Jump to content

Welcome to Geeks to Go - Register now for FREE

Geeks To Go is a helpful hub, where thousands of volunteer geeks quickly serve friendly answers and support. Check out the forums and get free advice from the experts. Register now to gain access to all of our features, it's FREE and only takes one minute. Once registered and logged in, you will be able to create topics, post replies to existing threads, give reputation to your fellow members, get your own private messenger, post status updates, manage your profile and so much more.

Create Account How it Works
Photo

CPU temperature


  • Please log in to reply

#1
AfroSlover

AfroSlover

    New Member

  • Member
  • Pip
  • 4 posts
Hello!
My name is Jacob.
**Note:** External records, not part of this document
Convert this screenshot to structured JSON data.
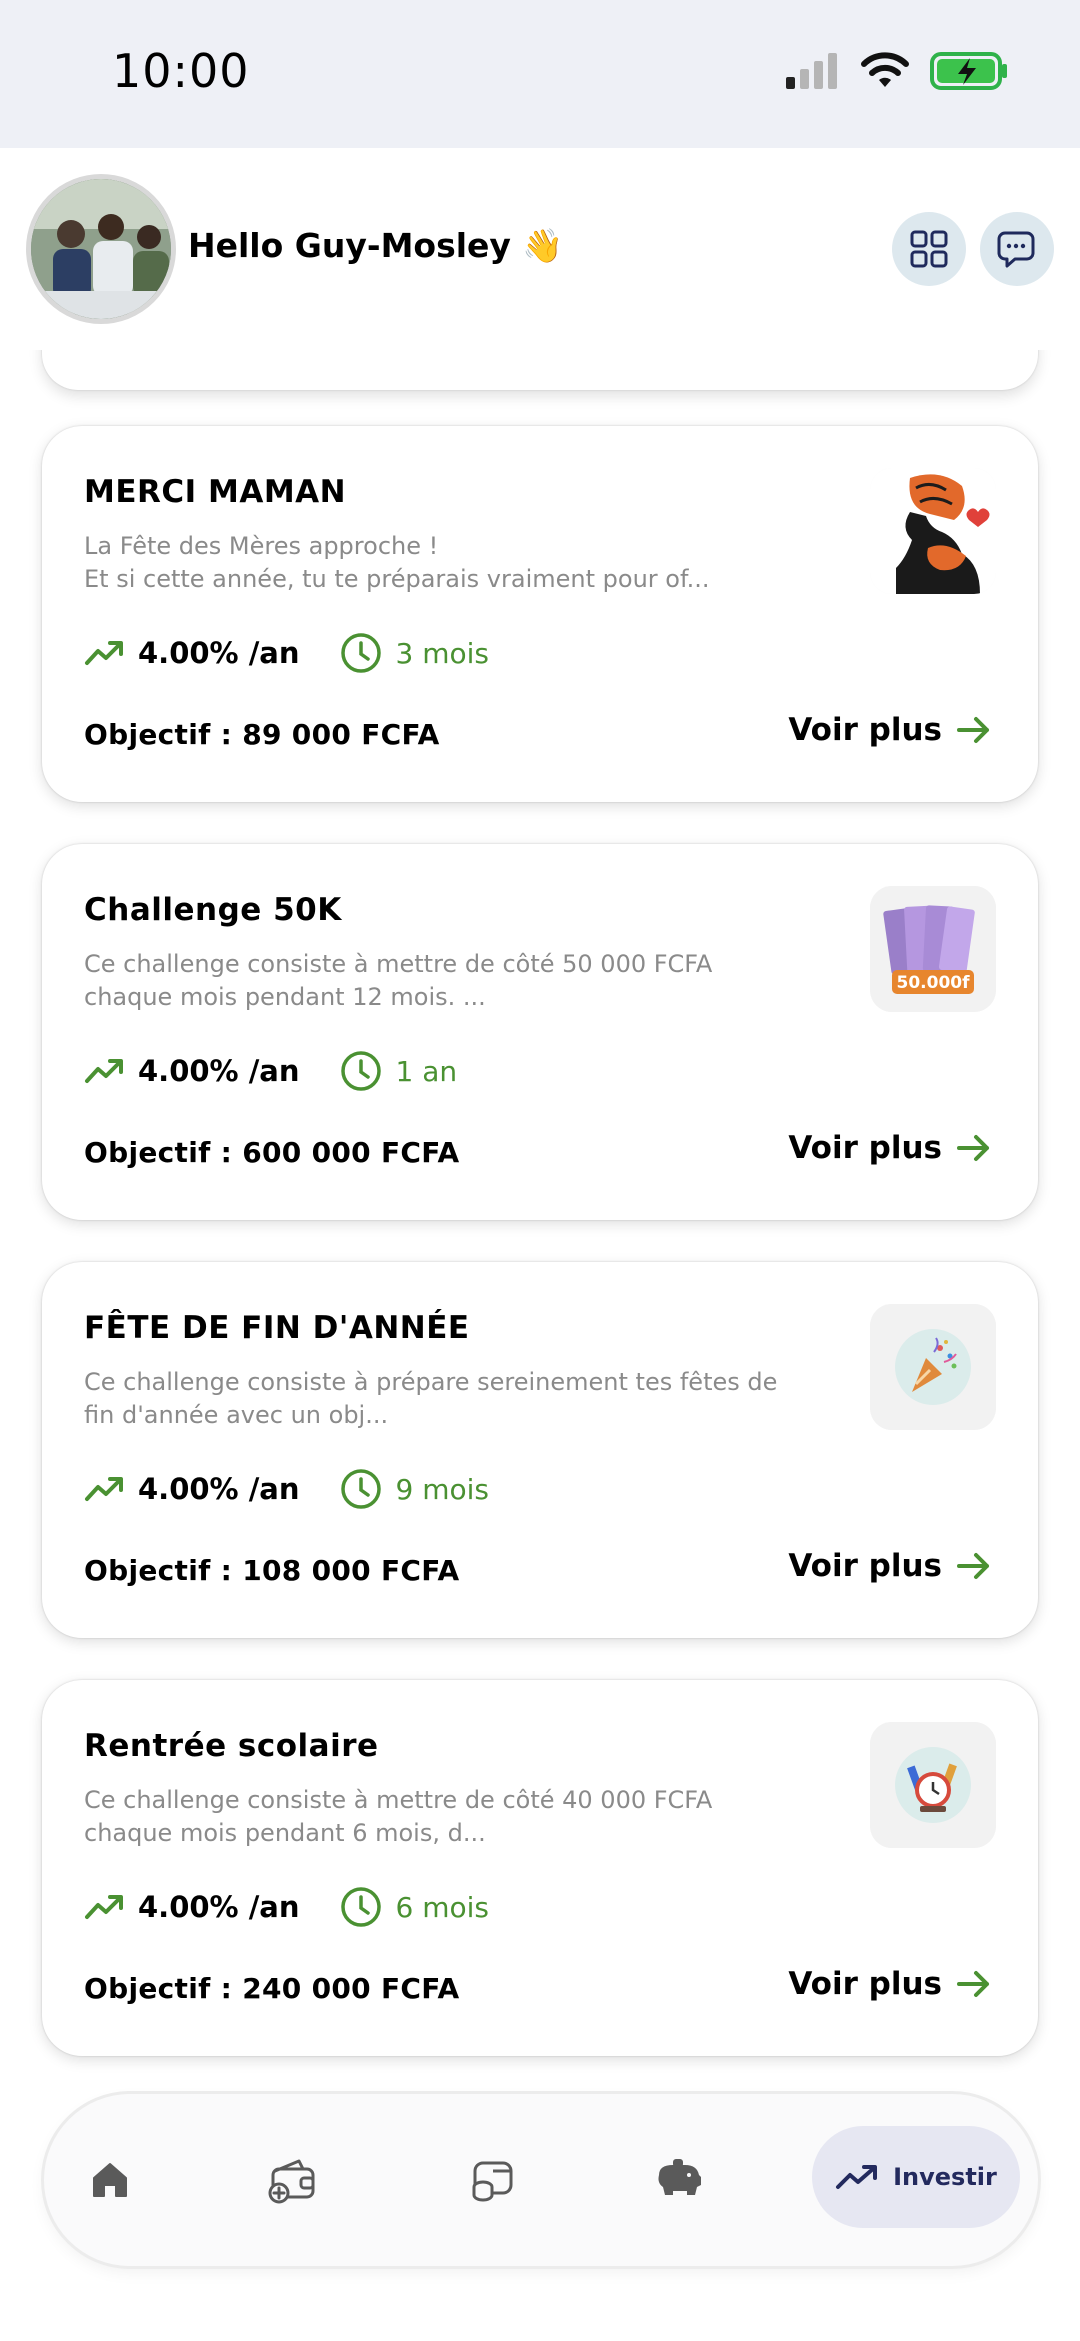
{
  "status_bar": {
    "time": "10:00"
  },
  "header": {
    "greeting": "Hello Guy-Mosley 👋"
  },
  "card_common": {
    "rate": "4.00% /an",
    "voir_plus": "Voir plus"
  },
  "cards": [
    {
      "title": "MERCI MAMAN",
      "desc_line1": "La Fête des Mères approche !",
      "desc_line2": "Et si cette année, tu te préparais vraiment pour of...",
      "duration": "3 mois",
      "objective": "Objectif : 89 000 FCFA",
      "thumb_label": ""
    },
    {
      "title": "Challenge 50K",
      "desc_line1": "Ce challenge consiste à mettre de côté 50 000 FCFA",
      "desc_line2": "chaque mois pendant 12 mois. ...",
      "duration": "1 an",
      "objective": "Objectif : 600 000 FCFA",
      "thumb_label": "50.000f"
    },
    {
      "title": "FÊTE DE FIN D'ANNÉE",
      "desc_line1": "Ce challenge consiste à prépare sereinement tes fêtes de",
      "desc_line2": "fin d'année avec un obj...",
      "duration": "9 mois",
      "objective": "Objectif : 108 000 FCFA",
      "thumb_label": ""
    },
    {
      "title": "Rentrée scolaire",
      "desc_line1": "Ce challenge consiste à mettre de côté 40 000 FCFA",
      "desc_line2": "chaque mois pendant 6 mois, d...",
      "duration": "6 mois",
      "objective": "Objectif : 240 000 FCFA",
      "thumb_label": ""
    }
  ],
  "nav": {
    "items": [
      "home-icon",
      "wallet-add-icon",
      "coins-icon",
      "piggy-bank-icon"
    ],
    "active_label": "Investir"
  },
  "colors": {
    "accent_green": "#4a9132",
    "nav_active_bg": "#e6e7f2",
    "nav_active_text": "#232a5e"
  }
}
I have a Compaq Presario Notebook PC (CQ62-209wm).
I've recently installed a new CPU, AMD Phenom II N660 (3.0Ghz).
Socket S1G4.
Since I installed it, I've been monitoring my CPU temperature. It usually averages around 60C, and today while I was trying to convert a .avi file to an ISO to burn it to a disc, it reached 93C.
I'm pretty sure I applied the thermal paste correctly; I used a dab about the size of a grain of rice and spread it into a thin layer.
(I used Antec Formula 7)
I cleaned the old thermal paste of the heatsink.
I'm pretty sure everything is clean, and I make sure that I do not block the vents.
My fan works fine.
What is a normal, safe CPU temperature?
At what temperature should I be worried about CPU damage?
What is the problem here?
And what can I do to keep my CPU cool?
  • 0

Advertisements


#2
Brazened

Brazened

    Member

  • Member
  • PipPipPip
  • 184 posts
That temp is dangerously high. I think your thermal compound are rather spread too thin. Clean it up again and give it a little more paste.
  • 0

#3
AfroSlover

AfroSlover

    New Member

  • Topic Starter
  • Member
  • Pip
  • 4 posts
Thank you!
I reapplied the thermal paste, and figured out how to remove the fan from the heatsink and I cleaned that out.
The dust and hair material in the fan probably contributed to the problem, also.
But yes, once I removed the heatsink, I noticed that there was too thin of a layer.

Before, the CPU would reach 55C IMMEDIATELY after booting up and then average around 65C during regular tasks.
Now it was at 40C, and it's averaging at around 45.
(:
  • 0

#4
Brazened

Brazened

    Member

  • Member
  • PipPipPip
  • 184 posts
Now that's much better but I'm surprised that you didn't clean the fan/heatsink in the first place. That kinda defeats the purpose of the job.

Shame shame shame. :cool:
  • 0

#5
AfroSlover

AfroSlover

    New Member

  • Topic Starter
  • Member
  • Pip
  • 4 posts
Yeah.. My fan was tricky, I couldn't figure out how to detach it from the heat sink. There is a multitude of clips and very tiny screws which is why I never cleaned it.
And thinking back on it, my CPU reached it's TJ max twice before.
It's TJ max is 115C...... O.O

Edited by AfroSlover, 24 June 2013 - 10:47 PM.

  • 0

#6
Brazened

Brazened

    Member

  • Member
  • PipPipPip
  • 184 posts
It's not really necessary to separate the fan and heatsink. A can of compressed air will do the trick. Just don't let it spin the fan, block the blade with your finger.
  • 0

#7
phillpower2

phillpower2

    Tech Staff

  • Technician
  • 20,024 posts
Just chiming in with a link for the future reference of AfroSlover and others that may read this thread http://h10025.www1.h...product=3927423
  • 0

#8
AfroSlover

AfroSlover

    New Member

  • Topic Starter
  • Member
  • Pip
  • 4 posts
Well, It sort of was necessary. There are no big openings for any debris to escape and there was a huge clump of dust and hair.
  • 0

#9
Brazened

Brazened

    Member

  • Member
  • PipPipPip
  • 184 posts
Ah, that's different. That's pretty bad there.
  • 0






Similar Topics

0 user(s) are reading this topic

0 members, 0 guests, 0 anonymous users

As Featured On:

Microsoft Yahoo BBC MSN PC Magazine Washington Post HP